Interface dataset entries
------------------------

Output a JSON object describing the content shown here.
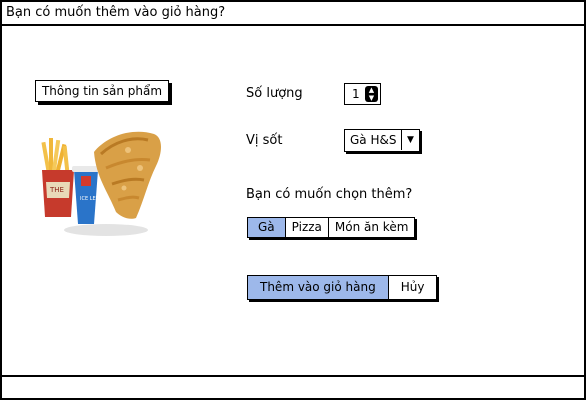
{
  "window": {
    "title": "Bạn có muốn thêm vào giỏ hàng?"
  },
  "product_info_button": "Thông tin sản phẩm",
  "product_image": {
    "icon": "fried-chicken-combo-image",
    "cup_text": "ICE LEMON TEA",
    "box_text": "THE"
  },
  "quantity": {
    "label": "Số lượng",
    "value": "1"
  },
  "sauce": {
    "label": "Vị sốt",
    "selected": "Gà H&S"
  },
  "extras": {
    "question": "Bạn có muốn chọn thêm?",
    "options": [
      "Gà",
      "Pizza",
      "Món ăn kèm"
    ],
    "active_index": 0
  },
  "actions": {
    "add_label": "Thêm vào giỏ hàng",
    "cancel_label": "Hủy"
  },
  "colors": {
    "accent": "#9db8ea",
    "border": "#000000"
  }
}
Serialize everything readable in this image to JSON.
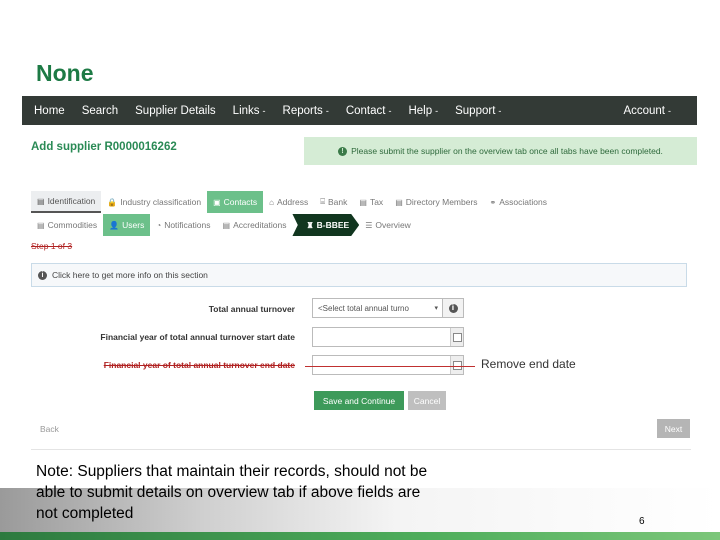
{
  "slide_title": "None",
  "navbar": {
    "items": [
      {
        "label": "Home",
        "caret": ""
      },
      {
        "label": "Search",
        "caret": ""
      },
      {
        "label": "Supplier Details",
        "caret": ""
      },
      {
        "label": "Links",
        "caret": "-"
      },
      {
        "label": "Reports",
        "caret": "-"
      },
      {
        "label": "Contact",
        "caret": "-"
      },
      {
        "label": "Help",
        "caret": "-"
      },
      {
        "label": "Support",
        "caret": "-"
      }
    ],
    "account": {
      "label": "Account",
      "caret": "-"
    }
  },
  "page_heading": "Add supplier R0000016262",
  "alert_text": "Please submit the supplier on the overview tab once all tabs have been completed.",
  "tabs_row1": [
    {
      "label": "Identification",
      "state": "first"
    },
    {
      "label": "Industry classification",
      "state": "plain"
    },
    {
      "label": "Contacts",
      "state": "done"
    },
    {
      "label": "Address",
      "state": "plain"
    },
    {
      "label": "Bank",
      "state": "plain"
    },
    {
      "label": "Tax",
      "state": "plain"
    },
    {
      "label": "Directory Members",
      "state": "plain"
    },
    {
      "label": "Associations",
      "state": "plain"
    }
  ],
  "tabs_row2": [
    {
      "label": "Commodities",
      "state": "plain"
    },
    {
      "label": "Users",
      "state": "done"
    },
    {
      "label": "Notifications",
      "state": "plain"
    },
    {
      "label": "Accreditations",
      "state": "plain"
    },
    {
      "label": "B-BBEE",
      "state": "active"
    },
    {
      "label": "Overview",
      "state": "plain"
    }
  ],
  "step_text": "Step 1 of 3",
  "info_bar_text": "Click here to get more info on this section",
  "form": {
    "turnover_label": "Total annual turnover",
    "turnover_select_value": "<Select total annual turno",
    "start_label": "Financial year of total annual turnover start date",
    "end_label": "Financial year of total annual turnover end date",
    "start_value": "",
    "end_value": ""
  },
  "annotation": "Remove end date",
  "buttons": {
    "save": "Save and Continue",
    "cancel": "Cancel",
    "back": "Back",
    "next": "Next"
  },
  "note": "Note: Suppliers that maintain their records, should not be able to submit details on overview tab if above fields are not completed",
  "page_number": "6",
  "colors": {
    "title_green": "#1d7a45",
    "navbar": "#333a36",
    "tab_done": "#6cc08a",
    "tab_active": "#11361f",
    "save_button": "#3d9a5a",
    "strike_red": "#b02222"
  }
}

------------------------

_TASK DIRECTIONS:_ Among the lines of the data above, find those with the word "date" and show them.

_REPLY:_
    "start_label": "Financial year of total annual turnover start date",
    "end_label": "Financial year of total annual turnover end date",
  "annotation": "Remove end date",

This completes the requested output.